** The problem **
Each record, exactly as written, should be printed again.

** Data supplied **
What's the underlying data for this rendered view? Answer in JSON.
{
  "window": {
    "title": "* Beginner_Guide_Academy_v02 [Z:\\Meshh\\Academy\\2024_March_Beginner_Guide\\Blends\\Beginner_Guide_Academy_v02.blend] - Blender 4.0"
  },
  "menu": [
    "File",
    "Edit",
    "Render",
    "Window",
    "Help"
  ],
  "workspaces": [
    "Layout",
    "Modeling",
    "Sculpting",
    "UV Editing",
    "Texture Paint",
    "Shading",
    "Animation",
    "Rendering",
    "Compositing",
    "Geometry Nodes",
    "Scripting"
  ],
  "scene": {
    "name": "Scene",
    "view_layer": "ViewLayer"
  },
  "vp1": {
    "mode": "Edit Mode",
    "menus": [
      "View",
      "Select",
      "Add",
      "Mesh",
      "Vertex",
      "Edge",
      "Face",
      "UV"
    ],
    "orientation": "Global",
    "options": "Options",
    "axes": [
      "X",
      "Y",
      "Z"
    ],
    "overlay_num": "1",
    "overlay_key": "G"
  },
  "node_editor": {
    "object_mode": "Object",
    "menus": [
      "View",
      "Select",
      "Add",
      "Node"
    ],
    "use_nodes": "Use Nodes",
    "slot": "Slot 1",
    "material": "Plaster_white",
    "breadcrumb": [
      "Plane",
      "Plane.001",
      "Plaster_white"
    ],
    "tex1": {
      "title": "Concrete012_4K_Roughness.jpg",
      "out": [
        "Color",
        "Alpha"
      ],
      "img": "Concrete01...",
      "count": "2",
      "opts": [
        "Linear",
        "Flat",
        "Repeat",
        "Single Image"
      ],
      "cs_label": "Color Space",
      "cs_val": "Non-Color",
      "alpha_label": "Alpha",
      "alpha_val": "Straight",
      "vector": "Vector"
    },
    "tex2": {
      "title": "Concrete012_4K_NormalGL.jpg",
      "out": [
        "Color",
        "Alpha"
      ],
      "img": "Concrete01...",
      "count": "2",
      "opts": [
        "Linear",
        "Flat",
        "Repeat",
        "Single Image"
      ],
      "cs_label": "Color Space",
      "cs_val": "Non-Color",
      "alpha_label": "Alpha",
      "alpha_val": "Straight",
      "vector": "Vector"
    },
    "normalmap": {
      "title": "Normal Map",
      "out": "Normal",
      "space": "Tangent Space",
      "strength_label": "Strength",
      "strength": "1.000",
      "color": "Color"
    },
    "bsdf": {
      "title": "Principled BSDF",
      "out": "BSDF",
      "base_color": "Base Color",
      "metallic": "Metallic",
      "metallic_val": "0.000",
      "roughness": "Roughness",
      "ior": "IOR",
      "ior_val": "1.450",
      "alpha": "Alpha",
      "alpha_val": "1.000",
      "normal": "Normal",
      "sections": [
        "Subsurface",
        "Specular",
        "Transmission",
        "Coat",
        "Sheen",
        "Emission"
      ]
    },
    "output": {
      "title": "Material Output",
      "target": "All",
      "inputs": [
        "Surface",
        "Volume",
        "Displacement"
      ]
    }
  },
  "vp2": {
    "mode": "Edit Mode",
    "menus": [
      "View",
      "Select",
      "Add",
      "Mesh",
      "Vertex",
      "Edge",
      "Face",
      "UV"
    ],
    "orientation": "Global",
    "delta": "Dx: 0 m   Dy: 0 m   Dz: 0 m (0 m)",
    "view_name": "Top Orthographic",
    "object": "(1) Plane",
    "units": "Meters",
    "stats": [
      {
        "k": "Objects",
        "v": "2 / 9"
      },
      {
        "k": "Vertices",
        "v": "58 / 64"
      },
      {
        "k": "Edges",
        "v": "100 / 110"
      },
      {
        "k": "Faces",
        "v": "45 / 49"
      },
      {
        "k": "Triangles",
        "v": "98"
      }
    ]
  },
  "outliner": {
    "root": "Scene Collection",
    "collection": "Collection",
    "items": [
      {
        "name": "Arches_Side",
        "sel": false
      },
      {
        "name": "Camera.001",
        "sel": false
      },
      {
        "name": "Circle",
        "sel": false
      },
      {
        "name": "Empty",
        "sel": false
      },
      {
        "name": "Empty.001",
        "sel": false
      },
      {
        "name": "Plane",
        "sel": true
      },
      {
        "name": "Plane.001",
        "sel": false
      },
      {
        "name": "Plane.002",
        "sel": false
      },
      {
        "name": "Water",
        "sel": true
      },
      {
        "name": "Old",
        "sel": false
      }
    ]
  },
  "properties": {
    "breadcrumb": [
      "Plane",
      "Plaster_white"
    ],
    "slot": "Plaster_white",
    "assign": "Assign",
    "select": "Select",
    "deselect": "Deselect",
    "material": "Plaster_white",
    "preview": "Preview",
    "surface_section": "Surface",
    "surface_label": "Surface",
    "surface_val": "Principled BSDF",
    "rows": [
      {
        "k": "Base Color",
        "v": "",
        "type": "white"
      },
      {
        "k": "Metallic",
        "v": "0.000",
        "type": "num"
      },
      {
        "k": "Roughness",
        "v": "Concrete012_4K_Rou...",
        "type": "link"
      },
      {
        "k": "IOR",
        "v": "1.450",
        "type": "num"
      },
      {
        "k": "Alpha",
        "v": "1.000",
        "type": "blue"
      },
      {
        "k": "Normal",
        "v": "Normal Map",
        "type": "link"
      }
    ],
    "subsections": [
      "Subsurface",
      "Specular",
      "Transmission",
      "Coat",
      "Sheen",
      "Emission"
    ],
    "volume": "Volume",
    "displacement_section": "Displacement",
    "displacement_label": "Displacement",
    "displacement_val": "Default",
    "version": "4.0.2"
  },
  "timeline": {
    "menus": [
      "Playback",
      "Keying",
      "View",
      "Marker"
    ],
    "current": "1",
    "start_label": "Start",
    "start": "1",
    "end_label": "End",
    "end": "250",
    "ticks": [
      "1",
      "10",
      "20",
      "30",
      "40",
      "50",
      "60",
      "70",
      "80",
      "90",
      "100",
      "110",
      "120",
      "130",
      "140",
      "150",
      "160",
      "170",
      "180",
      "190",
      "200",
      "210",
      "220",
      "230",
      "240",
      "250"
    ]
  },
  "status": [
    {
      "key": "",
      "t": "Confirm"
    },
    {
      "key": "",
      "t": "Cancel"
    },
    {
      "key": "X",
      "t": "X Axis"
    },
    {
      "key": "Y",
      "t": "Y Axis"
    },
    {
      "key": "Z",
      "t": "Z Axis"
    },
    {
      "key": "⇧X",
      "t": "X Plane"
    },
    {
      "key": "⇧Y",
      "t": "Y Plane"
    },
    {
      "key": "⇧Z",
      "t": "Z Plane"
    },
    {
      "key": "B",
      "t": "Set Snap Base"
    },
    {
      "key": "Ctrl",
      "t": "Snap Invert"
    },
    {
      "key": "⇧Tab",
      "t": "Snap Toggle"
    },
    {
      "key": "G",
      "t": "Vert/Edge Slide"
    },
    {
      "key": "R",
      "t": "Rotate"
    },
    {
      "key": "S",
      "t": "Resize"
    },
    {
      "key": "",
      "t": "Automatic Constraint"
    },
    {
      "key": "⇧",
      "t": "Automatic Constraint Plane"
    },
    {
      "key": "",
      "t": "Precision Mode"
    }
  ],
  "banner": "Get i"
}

** Your response **
What's the underlying data for this rendered view? Answer in JSON.
{
  "window": {
    "title": "* Beginner_Guide_Academy_v02 [Z:\\Meshh\\Academy\\2024_March_Beginner_Guide\\Blends\\Beginner_Guide_Academy_v02.blend] - Blender 4.0"
  },
  "menu": [
    "File",
    "Edit",
    "Render",
    "Window",
    "Help"
  ],
  "workspaces": [
    "Layout",
    "Modeling",
    "Sculpting",
    "UV Editing",
    "Texture Paint",
    "Shading",
    "Animation",
    "Rendering",
    "Compositing",
    "Geometry Nodes",
    "Scripting"
  ],
  "scene": {
    "name": "Scene",
    "view_layer": "ViewLayer"
  },
  "vp1": {
    "mode": "Edit Mode",
    "menus": [
      "View",
      "Select",
      "Add",
      "Mesh",
      "Vertex",
      "Edge",
      "Face",
      "UV"
    ],
    "orientation": "Global",
    "options": "Options",
    "axes": [
      "X",
      "Y",
      "Z"
    ],
    "overlay_num": "1",
    "overlay_key": "G"
  },
  "node_editor": {
    "object_mode": "Object",
    "menus": [
      "View",
      "Select",
      "Add",
      "Node"
    ],
    "use_nodes": "Use Nodes",
    "slot": "Slot 1",
    "material": "Plaster_white",
    "breadcrumb": [
      "Plane",
      "Plane.001",
      "Plaster_white"
    ],
    "tex1": {
      "title": "Concrete012_4K_Roughness.jpg",
      "out": [
        "Color",
        "Alpha"
      ],
      "img": "Concrete01...",
      "count": "2",
      "opts": [
        "Linear",
        "Flat",
        "Repeat",
        "Single Image"
      ],
      "cs_label": "Color Space",
      "cs_val": "Non-Color",
      "alpha_label": "Alpha",
      "alpha_val": "Straight",
      "vector": "Vector"
    },
    "tex2": {
      "title": "Concrete012_4K_NormalGL.jpg",
      "out": [
        "Color",
        "Alpha"
      ],
      "img": "Concrete01...",
      "count": "2",
      "opts": [
        "Linear",
        "Flat",
        "Repeat",
        "Single Image"
      ],
      "cs_label": "Color Space",
      "cs_val": "Non-Color",
      "alpha_label": "Alpha",
      "alpha_val": "Straight",
      "vector": "Vector"
    },
    "normalmap": {
      "title": "Normal Map",
      "out": "Normal",
      "space": "Tangent Space",
      "strength_label": "Strength",
      "strength": "1.000",
      "color": "Color"
    },
    "bsdf": {
      "title": "Principled BSDF",
      "out": "BSDF",
      "base_color": "Base Color",
      "metallic": "Metallic",
      "metallic_val": "0.000",
      "roughness": "Roughness",
      "ior": "IOR",
      "ior_val": "1.450",
      "alpha": "Alpha",
      "alpha_val": "1.000",
      "normal": "Normal",
      "sections": [
        "Subsurface",
        "Specular",
        "Transmission",
        "Coat",
        "Sheen",
        "Emission"
      ]
    },
    "output": {
      "title": "Material Output",
      "target": "All",
      "inputs": [
        "Surface",
        "Volume",
        "Displacement"
      ]
    }
  },
  "vp2": {
    "mode": "Edit Mode",
    "menus": [
      "View",
      "Select",
      "Add",
      "Mesh",
      "Vertex",
      "Edge",
      "Face",
      "UV"
    ],
    "orientation": "Global",
    "delta": "Dx: 0 m   Dy: 0 m   Dz: 0 m (0 m)",
    "view_name": "Top Orthographic",
    "object": "(1) Plane",
    "units": "Meters",
    "stats": [
      {
        "k": "Objects",
        "v": "2 / 9"
      },
      {
        "k": "Vertices",
        "v": "58 / 64"
      },
      {
        "k": "Edges",
        "v": "100 / 110"
      },
      {
        "k": "Faces",
        "v": "45 / 49"
      },
      {
        "k": "Triangles",
        "v": "98"
      }
    ]
  },
  "outliner": {
    "root": "Scene Collection",
    "collection": "Collection",
    "items": [
      {
        "name": "Arches_Side",
        "sel": false
      },
      {
        "name": "Camera.001",
        "sel": false
      },
      {
        "name": "Circle",
        "sel": false
      },
      {
        "name": "Empty",
        "sel": false
      },
      {
        "name": "Empty.001",
        "sel": false
      },
      {
        "name": "Plane",
        "sel": true
      },
      {
        "name": "Plane.001",
        "sel": false
      },
      {
        "name": "Plane.002",
        "sel": false
      },
      {
        "name": "Water",
        "sel": true
      },
      {
        "name": "Old",
        "sel": false
      }
    ]
  },
  "properties": {
    "breadcrumb": [
      "Plane",
      "Plaster_white"
    ],
    "slot": "Plaster_white",
    "assign": "Assign",
    "select": "Select",
    "deselect": "Deselect",
    "material": "Plaster_white",
    "preview": "Preview",
    "surface_section": "Surface",
    "surface_label": "Surface",
    "surface_val": "Principled BSDF",
    "rows": [
      {
        "k": "Base Color",
        "v": "",
        "type": "white"
      },
      {
        "k": "Metallic",
        "v": "0.000",
        "type": "num"
      },
      {
        "k": "Roughness",
        "v": "Concrete012_4K_Rou...",
        "type": "link"
      },
      {
        "k": "IOR",
        "v": "1.450",
        "type": "num"
      },
      {
        "k": "Alpha",
        "v": "1.000",
        "type": "blue"
      },
      {
        "k": "Normal",
        "v": "Normal Map",
        "type": "link"
      }
    ],
    "subsections": [
      "Subsurface",
      "Specular",
      "Transmission",
      "Coat",
      "Sheen",
      "Emission"
    ],
    "volume": "Volume",
    "displacement_section": "Displacement",
    "displacement_label": "Displacement",
    "displacement_val": "Default",
    "version": "4.0.2"
  },
  "timeline": {
    "menus": [
      "Playback",
      "Keying",
      "View",
      "Marker"
    ],
    "current": "1",
    "start_label": "Start",
    "start": "1",
    "end_label": "End",
    "end": "250",
    "ticks": [
      "1",
      "10",
      "20",
      "30",
      "40",
      "50",
      "60",
      "70",
      "80",
      "90",
      "100",
      "110",
      "120",
      "130",
      "140",
      "150",
      "160",
      "170",
      "180",
      "190",
      "200",
      "210",
      "220",
      "230",
      "240",
      "250"
    ]
  },
  "status": [
    {
      "key": "",
      "t": "Confirm"
    },
    {
      "key": "",
      "t": "Cancel"
    },
    {
      "key": "X",
      "t": "X Axis"
    },
    {
      "key": "Y",
      "t": "Y Axis"
    },
    {
      "key": "Z",
      "t": "Z Axis"
    },
    {
      "key": "⇧X",
      "t": "X Plane"
    },
    {
      "key": "⇧Y",
      "t": "Y Plane"
    },
    {
      "key": "⇧Z",
      "t": "Z Plane"
    },
    {
      "key": "B",
      "t": "Set Snap Base"
    },
    {
      "key": "Ctrl",
      "t": "Snap Invert"
    },
    {
      "key": "⇧Tab",
      "t": "Snap Toggle"
    },
    {
      "key": "G",
      "t": "Vert/Edge Slide"
    },
    {
      "key": "R",
      "t": "Rotate"
    },
    {
      "key": "S",
      "t": "Resize"
    },
    {
      "key": "",
      "t": "Automatic Constraint"
    },
    {
      "key": "⇧",
      "t": "Automatic Constraint Plane"
    },
    {
      "key": "",
      "t": "Precision Mode"
    }
  ],
  "banner": "Get i"
}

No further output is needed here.